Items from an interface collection
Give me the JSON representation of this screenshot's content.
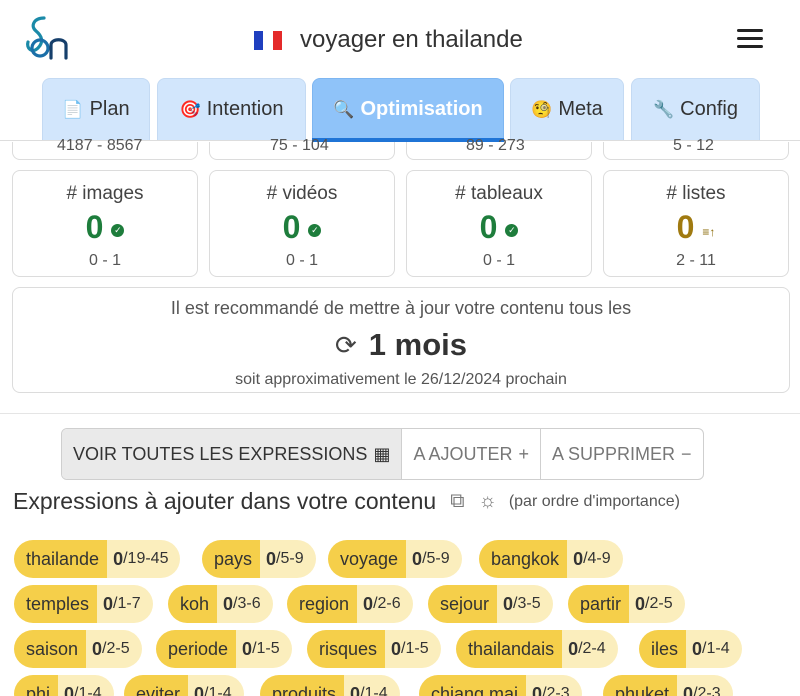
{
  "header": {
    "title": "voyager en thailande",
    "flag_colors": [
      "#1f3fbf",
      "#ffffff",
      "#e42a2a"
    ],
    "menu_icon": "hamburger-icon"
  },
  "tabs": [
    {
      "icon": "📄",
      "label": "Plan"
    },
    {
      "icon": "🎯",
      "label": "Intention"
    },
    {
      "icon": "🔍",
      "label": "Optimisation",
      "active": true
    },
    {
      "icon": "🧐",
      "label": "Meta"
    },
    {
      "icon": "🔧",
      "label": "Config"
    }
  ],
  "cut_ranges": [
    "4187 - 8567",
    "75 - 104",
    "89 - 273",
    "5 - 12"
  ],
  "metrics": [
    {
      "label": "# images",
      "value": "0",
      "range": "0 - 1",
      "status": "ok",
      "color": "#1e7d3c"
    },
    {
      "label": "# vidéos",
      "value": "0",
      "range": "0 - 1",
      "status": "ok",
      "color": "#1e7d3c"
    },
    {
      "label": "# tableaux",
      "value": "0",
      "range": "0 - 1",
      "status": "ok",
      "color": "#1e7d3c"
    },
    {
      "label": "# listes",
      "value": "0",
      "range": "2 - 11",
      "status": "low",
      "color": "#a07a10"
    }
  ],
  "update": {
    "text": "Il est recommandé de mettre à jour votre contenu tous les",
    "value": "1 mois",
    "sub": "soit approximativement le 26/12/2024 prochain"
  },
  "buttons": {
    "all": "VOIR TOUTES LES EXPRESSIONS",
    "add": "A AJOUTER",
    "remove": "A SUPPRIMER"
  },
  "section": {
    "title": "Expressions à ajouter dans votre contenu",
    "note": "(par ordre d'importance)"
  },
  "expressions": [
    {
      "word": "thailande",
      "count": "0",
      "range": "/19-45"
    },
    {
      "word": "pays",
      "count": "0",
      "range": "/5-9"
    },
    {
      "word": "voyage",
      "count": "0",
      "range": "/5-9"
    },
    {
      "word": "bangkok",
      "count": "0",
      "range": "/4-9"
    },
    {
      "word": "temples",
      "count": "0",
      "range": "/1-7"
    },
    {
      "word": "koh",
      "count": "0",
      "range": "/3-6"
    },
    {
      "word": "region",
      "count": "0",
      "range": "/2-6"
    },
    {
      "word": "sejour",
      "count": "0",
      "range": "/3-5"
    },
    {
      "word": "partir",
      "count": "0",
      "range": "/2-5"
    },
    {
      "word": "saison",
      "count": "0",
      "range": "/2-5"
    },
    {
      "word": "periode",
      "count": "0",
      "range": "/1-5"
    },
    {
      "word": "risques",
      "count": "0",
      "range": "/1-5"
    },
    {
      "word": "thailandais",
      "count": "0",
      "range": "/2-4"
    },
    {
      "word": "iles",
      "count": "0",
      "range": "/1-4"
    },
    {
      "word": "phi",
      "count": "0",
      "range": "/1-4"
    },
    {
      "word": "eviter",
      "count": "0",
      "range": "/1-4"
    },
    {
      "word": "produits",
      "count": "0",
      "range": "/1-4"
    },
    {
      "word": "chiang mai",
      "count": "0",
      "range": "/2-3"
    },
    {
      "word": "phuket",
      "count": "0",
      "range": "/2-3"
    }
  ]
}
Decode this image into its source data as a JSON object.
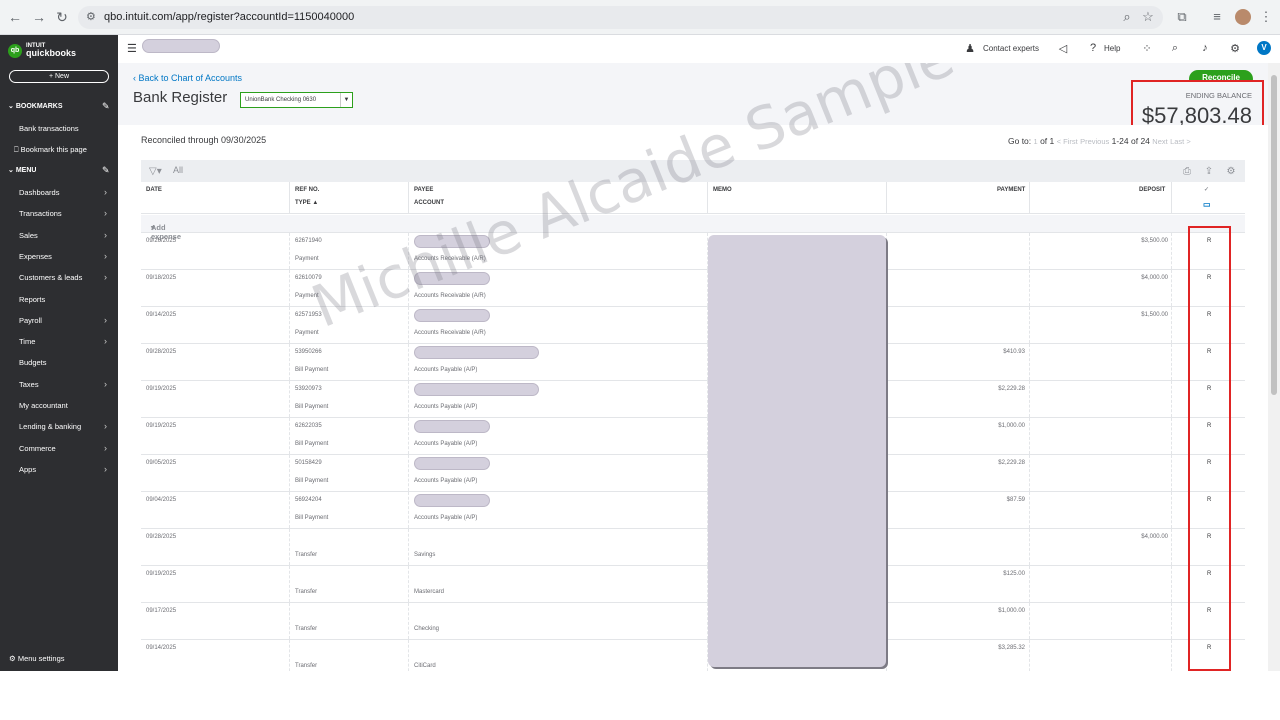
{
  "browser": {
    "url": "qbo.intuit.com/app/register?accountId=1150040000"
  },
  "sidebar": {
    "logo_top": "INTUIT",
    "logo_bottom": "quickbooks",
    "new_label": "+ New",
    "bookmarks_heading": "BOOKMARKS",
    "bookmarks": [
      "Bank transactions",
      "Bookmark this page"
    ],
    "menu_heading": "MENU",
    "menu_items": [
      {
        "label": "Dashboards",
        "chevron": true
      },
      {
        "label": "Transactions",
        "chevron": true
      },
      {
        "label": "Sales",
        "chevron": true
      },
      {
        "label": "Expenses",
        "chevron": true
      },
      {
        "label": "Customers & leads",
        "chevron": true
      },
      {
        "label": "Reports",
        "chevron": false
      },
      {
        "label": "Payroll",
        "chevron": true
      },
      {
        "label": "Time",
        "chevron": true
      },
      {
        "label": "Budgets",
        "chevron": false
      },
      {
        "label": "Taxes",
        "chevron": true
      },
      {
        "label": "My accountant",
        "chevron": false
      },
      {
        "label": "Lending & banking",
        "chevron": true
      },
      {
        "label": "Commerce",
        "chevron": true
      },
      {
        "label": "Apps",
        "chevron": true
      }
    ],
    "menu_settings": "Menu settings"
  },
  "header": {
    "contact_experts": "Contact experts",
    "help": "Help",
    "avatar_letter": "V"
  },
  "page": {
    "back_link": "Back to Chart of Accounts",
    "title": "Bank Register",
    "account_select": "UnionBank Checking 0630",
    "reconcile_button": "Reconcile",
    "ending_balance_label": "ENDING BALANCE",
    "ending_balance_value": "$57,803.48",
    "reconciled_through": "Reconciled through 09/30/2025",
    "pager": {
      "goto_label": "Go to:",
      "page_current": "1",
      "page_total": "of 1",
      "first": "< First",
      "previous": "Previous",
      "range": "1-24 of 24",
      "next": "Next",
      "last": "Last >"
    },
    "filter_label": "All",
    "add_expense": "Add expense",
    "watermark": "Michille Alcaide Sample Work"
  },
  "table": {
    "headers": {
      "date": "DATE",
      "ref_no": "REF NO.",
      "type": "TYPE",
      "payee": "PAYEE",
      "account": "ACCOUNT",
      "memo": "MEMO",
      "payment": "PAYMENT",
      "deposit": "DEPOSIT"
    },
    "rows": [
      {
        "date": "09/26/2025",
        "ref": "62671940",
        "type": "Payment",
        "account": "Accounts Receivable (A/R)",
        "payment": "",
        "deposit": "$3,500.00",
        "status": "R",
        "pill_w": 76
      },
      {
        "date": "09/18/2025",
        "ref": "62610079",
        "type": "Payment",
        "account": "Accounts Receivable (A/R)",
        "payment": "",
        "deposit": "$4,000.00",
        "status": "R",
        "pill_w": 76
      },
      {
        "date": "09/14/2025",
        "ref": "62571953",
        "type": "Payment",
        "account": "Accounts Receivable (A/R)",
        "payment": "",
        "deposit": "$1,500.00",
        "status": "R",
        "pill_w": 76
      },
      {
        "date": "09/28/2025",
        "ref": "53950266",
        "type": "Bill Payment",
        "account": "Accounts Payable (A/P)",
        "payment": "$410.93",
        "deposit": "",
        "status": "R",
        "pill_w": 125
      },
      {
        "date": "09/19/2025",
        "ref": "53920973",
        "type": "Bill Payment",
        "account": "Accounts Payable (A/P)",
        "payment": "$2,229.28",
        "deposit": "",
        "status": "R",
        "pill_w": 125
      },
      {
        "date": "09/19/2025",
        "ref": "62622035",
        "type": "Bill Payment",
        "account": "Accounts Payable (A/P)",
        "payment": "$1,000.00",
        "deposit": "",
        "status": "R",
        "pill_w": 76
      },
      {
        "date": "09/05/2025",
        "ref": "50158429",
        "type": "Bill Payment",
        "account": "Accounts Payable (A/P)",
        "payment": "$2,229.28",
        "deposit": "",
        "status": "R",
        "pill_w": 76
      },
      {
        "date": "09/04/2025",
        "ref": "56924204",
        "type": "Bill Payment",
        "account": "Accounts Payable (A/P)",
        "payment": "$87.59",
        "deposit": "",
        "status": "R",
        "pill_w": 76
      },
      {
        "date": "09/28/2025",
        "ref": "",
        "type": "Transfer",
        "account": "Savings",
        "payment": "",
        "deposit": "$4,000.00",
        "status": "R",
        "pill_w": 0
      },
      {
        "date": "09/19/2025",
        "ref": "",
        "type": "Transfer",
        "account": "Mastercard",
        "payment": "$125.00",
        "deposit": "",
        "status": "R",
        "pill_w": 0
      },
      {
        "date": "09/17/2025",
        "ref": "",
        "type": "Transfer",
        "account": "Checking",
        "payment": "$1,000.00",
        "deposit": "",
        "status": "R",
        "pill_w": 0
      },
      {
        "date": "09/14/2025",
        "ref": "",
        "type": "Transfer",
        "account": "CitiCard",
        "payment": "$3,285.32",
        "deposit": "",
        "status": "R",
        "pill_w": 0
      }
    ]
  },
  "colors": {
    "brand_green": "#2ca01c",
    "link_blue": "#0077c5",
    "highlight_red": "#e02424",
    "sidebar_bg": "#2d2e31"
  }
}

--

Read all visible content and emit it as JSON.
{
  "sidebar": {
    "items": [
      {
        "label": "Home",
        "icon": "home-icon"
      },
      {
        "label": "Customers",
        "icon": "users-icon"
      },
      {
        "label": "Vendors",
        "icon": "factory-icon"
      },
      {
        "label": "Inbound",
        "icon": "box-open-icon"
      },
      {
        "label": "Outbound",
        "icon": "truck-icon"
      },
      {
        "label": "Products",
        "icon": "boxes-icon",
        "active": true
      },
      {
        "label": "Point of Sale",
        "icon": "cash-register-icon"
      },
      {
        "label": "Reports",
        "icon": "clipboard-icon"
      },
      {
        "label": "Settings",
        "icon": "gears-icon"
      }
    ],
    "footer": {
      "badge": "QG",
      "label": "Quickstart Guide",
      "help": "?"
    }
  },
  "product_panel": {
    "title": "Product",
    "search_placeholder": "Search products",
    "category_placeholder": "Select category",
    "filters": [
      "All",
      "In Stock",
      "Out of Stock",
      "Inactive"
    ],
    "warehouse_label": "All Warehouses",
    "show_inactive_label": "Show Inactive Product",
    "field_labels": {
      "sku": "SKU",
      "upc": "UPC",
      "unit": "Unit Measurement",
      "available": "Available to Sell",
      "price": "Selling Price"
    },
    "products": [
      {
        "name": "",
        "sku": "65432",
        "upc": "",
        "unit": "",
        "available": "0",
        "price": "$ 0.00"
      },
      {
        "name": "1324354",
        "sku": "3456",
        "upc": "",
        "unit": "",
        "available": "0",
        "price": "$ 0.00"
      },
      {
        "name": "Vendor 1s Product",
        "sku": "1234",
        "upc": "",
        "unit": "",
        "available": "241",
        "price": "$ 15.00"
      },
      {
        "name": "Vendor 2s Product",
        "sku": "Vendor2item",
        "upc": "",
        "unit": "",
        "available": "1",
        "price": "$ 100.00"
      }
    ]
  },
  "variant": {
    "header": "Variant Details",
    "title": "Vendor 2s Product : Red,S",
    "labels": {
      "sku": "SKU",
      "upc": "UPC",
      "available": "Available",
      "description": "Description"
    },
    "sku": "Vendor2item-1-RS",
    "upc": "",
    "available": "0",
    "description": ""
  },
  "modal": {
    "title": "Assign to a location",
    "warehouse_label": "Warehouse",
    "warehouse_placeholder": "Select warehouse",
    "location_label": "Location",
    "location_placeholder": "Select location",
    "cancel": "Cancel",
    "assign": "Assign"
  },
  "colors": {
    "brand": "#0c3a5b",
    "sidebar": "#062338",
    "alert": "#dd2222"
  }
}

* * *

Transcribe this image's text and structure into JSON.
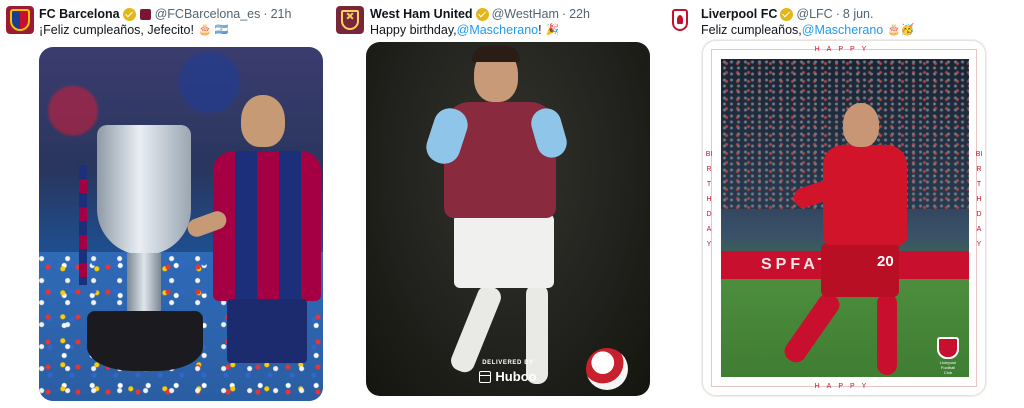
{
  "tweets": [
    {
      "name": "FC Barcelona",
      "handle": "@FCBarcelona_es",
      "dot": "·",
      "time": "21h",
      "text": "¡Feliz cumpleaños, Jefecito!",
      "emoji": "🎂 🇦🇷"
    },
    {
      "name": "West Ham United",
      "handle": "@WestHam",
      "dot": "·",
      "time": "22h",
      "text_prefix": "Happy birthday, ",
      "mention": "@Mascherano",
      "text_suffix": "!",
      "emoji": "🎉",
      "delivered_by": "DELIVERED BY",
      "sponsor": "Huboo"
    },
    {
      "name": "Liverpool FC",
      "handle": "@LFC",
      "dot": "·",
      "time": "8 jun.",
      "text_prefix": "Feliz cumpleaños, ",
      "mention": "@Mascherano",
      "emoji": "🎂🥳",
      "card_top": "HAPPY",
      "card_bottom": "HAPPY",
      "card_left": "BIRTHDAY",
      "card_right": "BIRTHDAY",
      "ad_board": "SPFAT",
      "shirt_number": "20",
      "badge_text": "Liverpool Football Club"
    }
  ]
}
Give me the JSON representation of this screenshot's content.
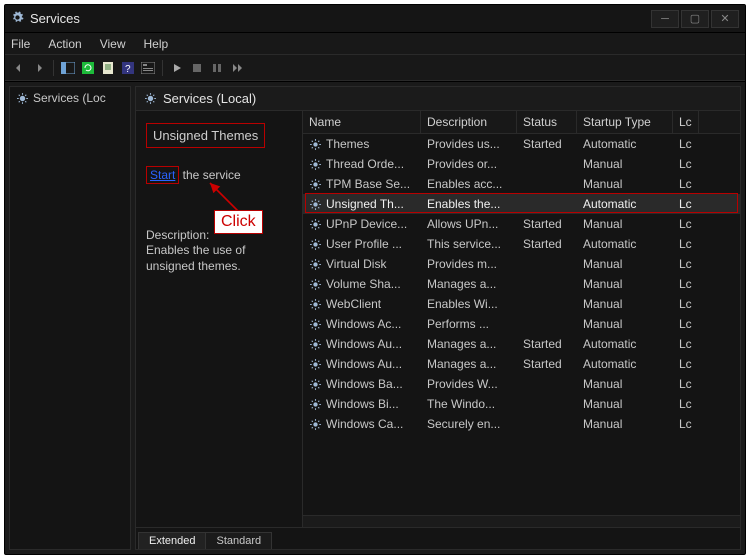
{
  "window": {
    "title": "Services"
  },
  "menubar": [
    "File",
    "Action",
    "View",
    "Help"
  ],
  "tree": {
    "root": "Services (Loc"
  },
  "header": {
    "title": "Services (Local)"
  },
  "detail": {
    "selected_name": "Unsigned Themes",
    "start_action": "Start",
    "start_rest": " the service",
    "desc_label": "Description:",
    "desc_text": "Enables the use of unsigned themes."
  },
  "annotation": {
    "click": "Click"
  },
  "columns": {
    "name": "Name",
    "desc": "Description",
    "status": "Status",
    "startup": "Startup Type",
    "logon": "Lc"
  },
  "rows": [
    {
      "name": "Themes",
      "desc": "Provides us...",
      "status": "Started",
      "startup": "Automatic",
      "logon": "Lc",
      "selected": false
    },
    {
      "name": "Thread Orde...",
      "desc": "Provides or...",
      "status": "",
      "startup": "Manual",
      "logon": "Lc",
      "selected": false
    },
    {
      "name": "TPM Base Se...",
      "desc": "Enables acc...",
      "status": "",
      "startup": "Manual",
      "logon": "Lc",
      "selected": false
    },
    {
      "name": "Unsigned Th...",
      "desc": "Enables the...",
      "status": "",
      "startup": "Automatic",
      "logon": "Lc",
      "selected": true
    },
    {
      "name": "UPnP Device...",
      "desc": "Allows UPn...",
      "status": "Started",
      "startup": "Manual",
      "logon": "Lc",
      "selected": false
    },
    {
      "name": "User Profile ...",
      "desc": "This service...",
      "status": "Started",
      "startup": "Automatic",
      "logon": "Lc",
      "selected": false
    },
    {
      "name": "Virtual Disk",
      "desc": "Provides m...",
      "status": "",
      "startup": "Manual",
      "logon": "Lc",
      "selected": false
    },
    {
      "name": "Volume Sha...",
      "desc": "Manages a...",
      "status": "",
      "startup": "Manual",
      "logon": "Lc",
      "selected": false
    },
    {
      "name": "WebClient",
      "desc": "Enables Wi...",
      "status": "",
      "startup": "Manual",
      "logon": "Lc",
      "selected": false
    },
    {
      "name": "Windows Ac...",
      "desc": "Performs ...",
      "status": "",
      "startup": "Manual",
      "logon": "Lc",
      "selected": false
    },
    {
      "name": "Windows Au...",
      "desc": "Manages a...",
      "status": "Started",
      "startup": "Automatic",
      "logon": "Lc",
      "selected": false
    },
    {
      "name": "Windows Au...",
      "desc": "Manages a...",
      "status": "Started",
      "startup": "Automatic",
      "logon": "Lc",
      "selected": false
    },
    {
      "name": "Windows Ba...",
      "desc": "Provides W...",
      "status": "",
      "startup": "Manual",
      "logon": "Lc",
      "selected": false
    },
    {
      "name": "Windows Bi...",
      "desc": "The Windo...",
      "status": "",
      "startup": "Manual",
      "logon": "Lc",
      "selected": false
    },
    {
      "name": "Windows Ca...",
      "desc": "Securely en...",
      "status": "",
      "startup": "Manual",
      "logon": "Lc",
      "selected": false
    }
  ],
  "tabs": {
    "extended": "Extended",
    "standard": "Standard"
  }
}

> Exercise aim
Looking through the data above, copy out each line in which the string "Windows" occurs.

> Problem solution
      "name": "Windows Ac...",
      "name": "Windows Au...",
      "name": "Windows Au...",
      "name": "Windows Ba...",
      "name": "Windows Bi...",
      "name": "Windows Ca...",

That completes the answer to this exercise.